Since the 1970s the Indian Space Research Organization (ISRO) has taken over Sriharikota Island as the largest secluded spaceport of India for launching of satellites and rockets into space. Just imagine the thundering sound and astonishing firepower being used to launch rockets against the gravitational force. In spite of all these activities over the years, nature seems to be resilient. A study conducted by Bombay Natural History Society (BNHS) indicated that more 100 species of water birds are known to be occurring in Pulicat Lake. The prima donnas of Pulicat Lake are however the chunky Spot-billed Pelicans and the pretty pink flamingos that always occur in considerable groups.
Nature lovers can visit the Environmental Education Centre (EEC) after spending a few hours leisurely walking or driving up and down the long straight road. The 17-km. road ends at the entrance of ISRO located on the Sriharikota Island where visitors are a strict no-no. On the way you will encounter a few double storied watchtowers special built for a better view of the birds and to enjoy the 360 vistas. A small museum is in the tree lined EEC campus that makes a good picnic spot to sit out under shade of tall trees. A pocket size booklet containing the total checklist of 115 birds is available for ticking off instead of jotting down. The bird names are listed with common names, scientific names and also in Telugu for the benefit of various visitors. If you are persistent, one can easily encounter 50 species in a single day from dawn to dusk. Obviously telescopes, binoculars or cameras with long lens will help identifying the feathered friends, rather than the naked eye.

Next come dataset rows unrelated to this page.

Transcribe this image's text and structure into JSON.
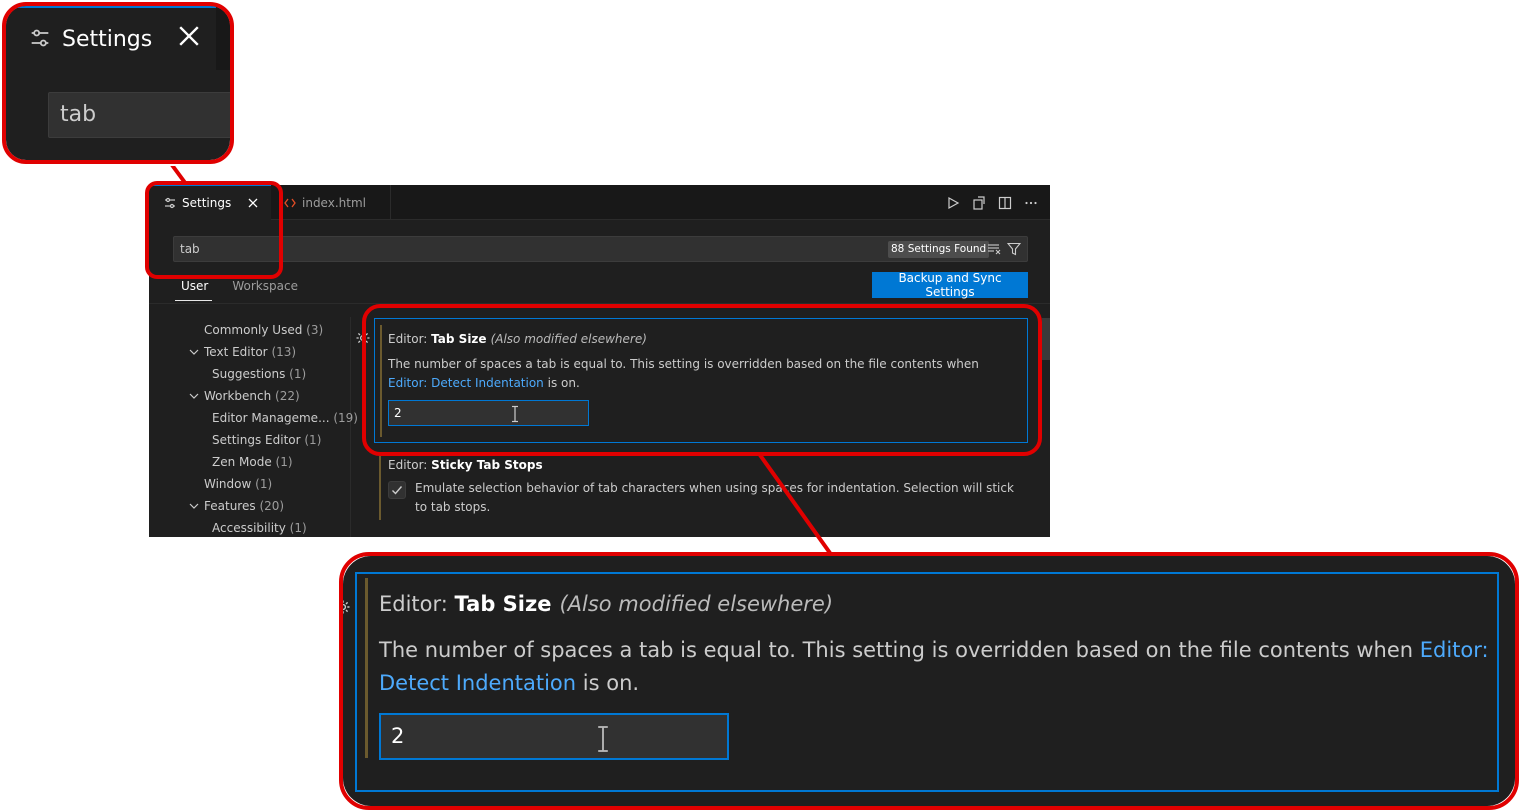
{
  "tabs": [
    {
      "label": "Settings",
      "close": "✕"
    },
    {
      "label": "index.html"
    }
  ],
  "search": {
    "value": "tab",
    "results_badge": "88 Settings Found"
  },
  "scope_tabs": [
    "User",
    "Workspace"
  ],
  "sync_button": "Backup and Sync Settings",
  "toc": [
    {
      "label": "Commonly Used",
      "count": "(3)"
    },
    {
      "label": "Text Editor",
      "count": "(13)"
    },
    {
      "label": "Suggestions",
      "count": "(1)"
    },
    {
      "label": "Workbench",
      "count": "(22)"
    },
    {
      "label": "Editor Manageme...",
      "count": "(19)"
    },
    {
      "label": "Settings Editor",
      "count": "(1)"
    },
    {
      "label": "Zen Mode",
      "count": "(1)"
    },
    {
      "label": "Window",
      "count": "(1)"
    },
    {
      "label": "Features",
      "count": "(20)"
    },
    {
      "label": "Accessibility",
      "count": "(1)"
    }
  ],
  "tab_size_setting": {
    "category": "Editor: ",
    "name": "Tab Size",
    "modified_note": "(Also modified elsewhere)",
    "desc_before": "The number of spaces a tab is equal to. This setting is overridden based on the file contents when ",
    "desc_link": "Editor: Detect Indentation",
    "desc_link_part1": "Editor:",
    "desc_link_part2": "Detect Indentation",
    "desc_after": " is on.",
    "value": "2"
  },
  "sticky_tab_setting": {
    "category": "Editor: ",
    "name": "Sticky Tab Stops",
    "description": "Emulate selection behavior of tab characters when using spaces for indentation. Selection will stick to tab stops.",
    "checked": true
  },
  "colors": {
    "accent": "#0078d4",
    "link": "#4daafc",
    "callout_frame": "#e00000",
    "background": "#1f1f1f"
  },
  "icons": [
    "settings-sliders-icon",
    "close-icon",
    "html-code-icon",
    "run-icon",
    "open-preview-icon",
    "split-editor-icon",
    "more-actions-icon",
    "clear-filter-icon",
    "filter-icon",
    "chevron-down-icon",
    "gear-icon",
    "checkmark-icon",
    "text-cursor-icon"
  ]
}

Keen birdwatchers can even attend the “Flamingo Festival” that is held every year and is being celebrated in the second week of January on the fringes of this massive lake. The two-day colourful festival will be organized on the banks of Pulicat Lake. For more details you can also contact the forest department located close to the Pulicat Lake or Madras Natural History society based in Chennai, the Pulicat Lake Bird Lovers' Society (PLBLS) operating from Sullurupet, Nellore or the Birdwatchers Society of Andhra Pradesh based in Hyderabad.